> _Extracted data_
'''
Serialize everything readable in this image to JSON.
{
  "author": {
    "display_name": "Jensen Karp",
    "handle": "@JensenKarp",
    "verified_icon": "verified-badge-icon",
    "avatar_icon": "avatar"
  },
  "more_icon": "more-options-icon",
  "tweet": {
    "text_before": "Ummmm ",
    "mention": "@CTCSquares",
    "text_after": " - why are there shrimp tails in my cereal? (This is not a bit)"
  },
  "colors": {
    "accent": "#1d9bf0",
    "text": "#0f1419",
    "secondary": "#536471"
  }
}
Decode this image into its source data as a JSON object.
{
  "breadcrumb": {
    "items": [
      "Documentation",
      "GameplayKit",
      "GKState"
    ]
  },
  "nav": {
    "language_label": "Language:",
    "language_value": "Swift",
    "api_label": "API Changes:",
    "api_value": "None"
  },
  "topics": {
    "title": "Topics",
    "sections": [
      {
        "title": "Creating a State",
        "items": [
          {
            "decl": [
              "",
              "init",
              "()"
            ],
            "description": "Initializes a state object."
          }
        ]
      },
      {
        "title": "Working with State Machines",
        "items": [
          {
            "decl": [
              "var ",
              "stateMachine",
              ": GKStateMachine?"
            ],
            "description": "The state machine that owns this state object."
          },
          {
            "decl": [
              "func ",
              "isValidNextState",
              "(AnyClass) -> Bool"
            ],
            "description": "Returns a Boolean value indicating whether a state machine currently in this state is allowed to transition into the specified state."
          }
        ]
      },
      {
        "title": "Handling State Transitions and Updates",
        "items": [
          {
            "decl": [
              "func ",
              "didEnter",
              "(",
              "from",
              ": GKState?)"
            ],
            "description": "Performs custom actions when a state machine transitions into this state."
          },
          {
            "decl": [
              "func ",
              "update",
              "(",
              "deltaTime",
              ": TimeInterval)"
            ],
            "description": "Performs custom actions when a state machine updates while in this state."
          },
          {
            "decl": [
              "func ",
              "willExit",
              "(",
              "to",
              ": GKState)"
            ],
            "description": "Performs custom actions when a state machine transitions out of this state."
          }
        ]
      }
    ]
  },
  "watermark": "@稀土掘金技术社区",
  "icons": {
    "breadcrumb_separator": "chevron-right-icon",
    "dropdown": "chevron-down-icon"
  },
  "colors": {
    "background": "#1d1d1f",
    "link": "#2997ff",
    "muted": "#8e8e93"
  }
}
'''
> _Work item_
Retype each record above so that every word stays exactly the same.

> _Task response_
Serialize everything readable in this image to JSON.
{
  "author": {
    "display_name": "Jensen Karp",
    "handle": "@JensenKarp",
    "verified_icon": "verified-badge-icon",
    "avatar_icon": "avatar"
  },
  "more_icon": "more-options-icon",
  "tweet": {
    "text_before": "Ummmm ",
    "mention": "@CTCSquares",
    "text_after": " - why are there shrimp tails in my cereal? (This is not a bit)"
  },
  "colors": {
    "accent": "#1d9bf0",
    "text": "#0f1419",
    "secondary": "#536471"
  }
}
Decode this image into its source data as a JSON object.
{
  "breadcrumb": {
    "items": [
      "Documentation",
      "GameplayKit",
      "GKState"
    ]
  },
  "nav": {
    "language_label": "Language:",
    "language_value": "Swift",
    "api_label": "API Changes:",
    "api_value": "None"
  },
  "topics": {
    "title": "Topics",
    "sections": [
      {
        "title": "Creating a State",
        "items": [
          {
            "decl": [
              "",
              "init",
              "()"
            ],
            "description": "Initializes a state object."
          }
        ]
      },
      {
        "title": "Working with State Machines",
        "items": [
          {
            "decl": [
              "var ",
              "stateMachine",
              ": GKStateMachine?"
            ],
            "description": "The state machine that owns this state object."
          },
          {
            "decl": [
              "func ",
              "isValidNextState",
              "(AnyClass) -> Bool"
            ],
            "description": "Returns a Boolean value indicating whether a state machine currently in this state is allowed to transition into the specified state."
          }
        ]
      },
      {
        "title": "Handling State Transitions and Updates",
        "items": [
          {
            "decl": [
              "func ",
              "didEnter",
              "(",
              "from",
              ": GKState?)"
            ],
            "description": "Performs custom actions when a state machine transitions into this state."
          },
          {
            "decl": [
              "func ",
              "update",
              "(",
              "deltaTime",
              ": TimeInterval)"
            ],
            "description": "Performs custom actions when a state machine updates while in this state."
          },
          {
            "decl": [
              "func ",
              "willExit",
              "(",
              "to",
              ": GKState)"
            ],
            "description": "Performs custom actions when a state machine transitions out of this state."
          }
        ]
      }
    ]
  },
  "watermark": "@稀土掘金技术社区",
  "icons": {
    "breadcrumb_separator": "chevron-right-icon",
    "dropdown": "chevron-down-icon"
  },
  "colors": {
    "background": "#1d1d1f",
    "link": "#2997ff",
    "muted": "#8e8e93"
  }
}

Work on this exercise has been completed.